Problem statement:
Search the data for the word "brochure" and copy each line that has it.

Entries from a dataset of interfaces:
- - -

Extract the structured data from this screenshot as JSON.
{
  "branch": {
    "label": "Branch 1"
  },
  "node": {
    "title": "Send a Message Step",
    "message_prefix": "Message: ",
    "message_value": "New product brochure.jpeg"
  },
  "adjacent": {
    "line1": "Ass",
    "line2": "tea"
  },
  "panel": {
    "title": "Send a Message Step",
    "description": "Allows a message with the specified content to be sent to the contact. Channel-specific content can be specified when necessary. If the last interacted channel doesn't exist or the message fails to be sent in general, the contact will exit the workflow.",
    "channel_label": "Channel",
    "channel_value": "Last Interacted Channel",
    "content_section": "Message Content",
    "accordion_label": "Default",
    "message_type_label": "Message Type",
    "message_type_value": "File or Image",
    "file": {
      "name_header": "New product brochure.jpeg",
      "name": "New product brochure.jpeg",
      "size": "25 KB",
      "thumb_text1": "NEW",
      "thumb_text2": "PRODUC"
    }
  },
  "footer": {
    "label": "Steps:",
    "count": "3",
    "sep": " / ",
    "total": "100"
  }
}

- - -

Exercise response:
    "message_value": "New product brochure.jpeg"
      "name_header": "New product brochure.jpeg",
      "name": "New product brochure.jpeg",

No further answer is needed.